The new Corporate Criminal Liability Law (Law No. 27,401) entered into force on March 2, 2018. The law imposes sanctions against private entities for corruption, domestic and transnational bribery, negotiations incompatible with public office, unlawful enrichment of public officials and employees, and falsified financials and reports aimed at concealing bribery or corruption. Entities may be held liable for direct or indirect involvement. The law also makes compliance programs mandatory for private entities engaging in some government contracts and identifies the minimal elements of a compliance or integrity program. (Official Gazette, in Spanish)


Two new initiatives aim to strengthen responsible business conduct by Canadian companies operating abroad. First, the newly created Ombudsperson for Responsible Enterprise (CORE) is empowered to independently investigate allegations of human rights abuses by Canadian companies, with an initial focus this year on the mining, oil and gas, and garment sectors. Second, a multistakeholder Advisory Body on Responsible Business Conduct will advise the federal government and CORE on the effective implementation and further development of laws, regulations, public policies, and best practices related to responsible business conduct and respect for human rights by Canadian businesses operating outside the country. The Advisory Body will meet for the first time on April 23, 2018.

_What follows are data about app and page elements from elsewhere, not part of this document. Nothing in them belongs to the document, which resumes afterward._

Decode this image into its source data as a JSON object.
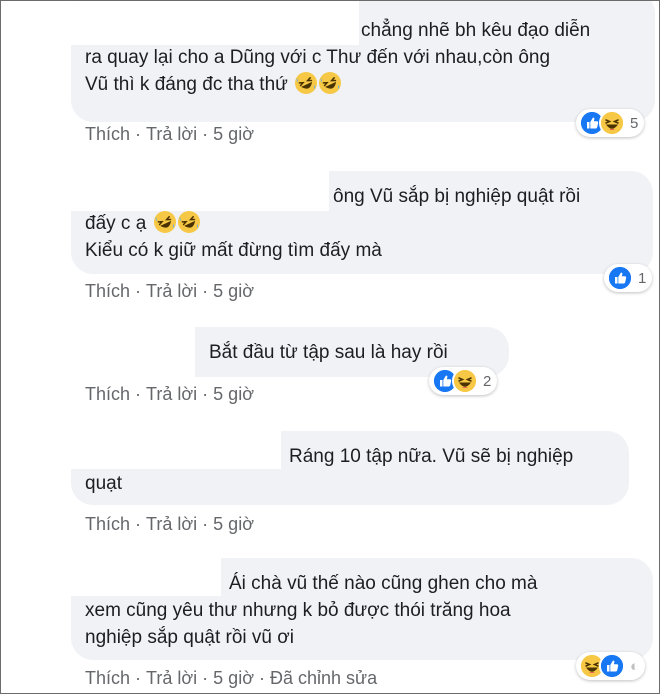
{
  "comments": [
    {
      "lines": [
        "chẳng nhẽ bh kêu đạo diễn",
        "ra quay lại cho a Dũng với c Thư đến với nhau,còn ông",
        "Vũ thì k đáng đc tha thứ"
      ],
      "actions": {
        "like": "Thích",
        "reply": "Trả lời",
        "time": "5 giờ"
      },
      "reaction_count": "5",
      "reactions": [
        "like-icon",
        "haha-icon"
      ]
    },
    {
      "lines": [
        "ông Vũ sắp bị nghiệp quật rồi",
        "đấy c ạ",
        "Kiểu có k giữ mất đừng tìm đấy mà"
      ],
      "actions": {
        "like": "Thích",
        "reply": "Trả lời",
        "time": "5 giờ"
      },
      "reaction_count": "1",
      "reactions": [
        "like-icon"
      ]
    },
    {
      "lines": [
        "Bắt đầu từ tập sau là hay rồi"
      ],
      "actions": {
        "like": "Thích",
        "reply": "Trả lời",
        "time": "5 giờ"
      },
      "reaction_count": "2",
      "reactions": [
        "like-icon",
        "haha-icon"
      ]
    },
    {
      "lines": [
        "Ráng 10 tập nữa. Vũ sẽ bị nghiệp",
        "quạt"
      ],
      "actions": {
        "like": "Thích",
        "reply": "Trả lời",
        "time": "5 giờ"
      },
      "reaction_count": "",
      "reactions": []
    },
    {
      "lines": [
        "Ái chà vũ thế nào cũng ghen cho mà",
        "xem cũng yêu thư nhưng k bỏ được thói trăng hoa",
        "nghiệp sắp quật rồi vũ ơi"
      ],
      "actions": {
        "like": "Thích",
        "reply": "Trả lời",
        "time": "5 giờ",
        "edited": "Đã chỉnh sửa"
      },
      "reaction_count": "",
      "reactions": [
        "haha-icon",
        "like-icon"
      ]
    }
  ],
  "colors": {
    "bubble": "#f0f2f5",
    "text": "#1c1e21",
    "meta": "#65676b",
    "like": "#1877f2",
    "haha": "#f7c845"
  }
}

A ban on the processing or selling of ivory and ivory products in China entered into effect on December 31, 2017. The ban applies to ivory acquired before and after the 1975 Convention on International Trade in Endangered Species of Wild Fauna and Flora (CITES). China previously allowed pre-Convention ivory when accompanied by certificates certifying its pre-Convention status. The State Forestry Administration will work with other governmental departments to enforce the ban.

On January 31, 2018, the Special Administrative Region of Hong Kong, which was not covered by the ban on ivory sales in mainland China, approved a phased approach to end the ivory trade in Hong Kong by 2021 and increased penalties for the smuggling and illegal trading of endangered species under the local Protection of Endangered Species of Animals and Plants Ordinance, which implements CITES. The Amended Ordinance enters into effect on May 1, 2018.

Democratic Republic of the Congo

A new Mining Code (Law No. 18/001), signed into law on March 9, 2018, substantially amends the sixteen-year-old code of 2002. The new law increases royalties and taxes, reduces mining licenses from 30 to 25 years, cancels and replaces the 10-year fiscal stability provision with a 5-year provision, and alters mining companies’ obligations, such as requiring more local processing. (Official Gazette, in French)

United Kingdom

A ban on the manufacturing of cosmetics and rinse-off personal care products containing microbeads became effective on January 9, 2018. The ban on the sales of such products will begin on June 30, 2018. In the government’s notice of the proposed ban to the World Trade Organization (WTO)’s Committee on Technical Barriers to Trade in July 2017, the government stated that roughly 680 tons of plastic microbeads are used in cosmetic products sold in the United Kingdom each year, resulting in billions of the beads entering the oceans where they do not biodegrade and constitute a form of marine environmental pollution.

Have updates to contribute? The Editorial Board welcomes your input. Contributions are welcome from all countries, and contributors will be acknowledged. Please email your contribution to Renee Dopplick, Editor-in-Chief.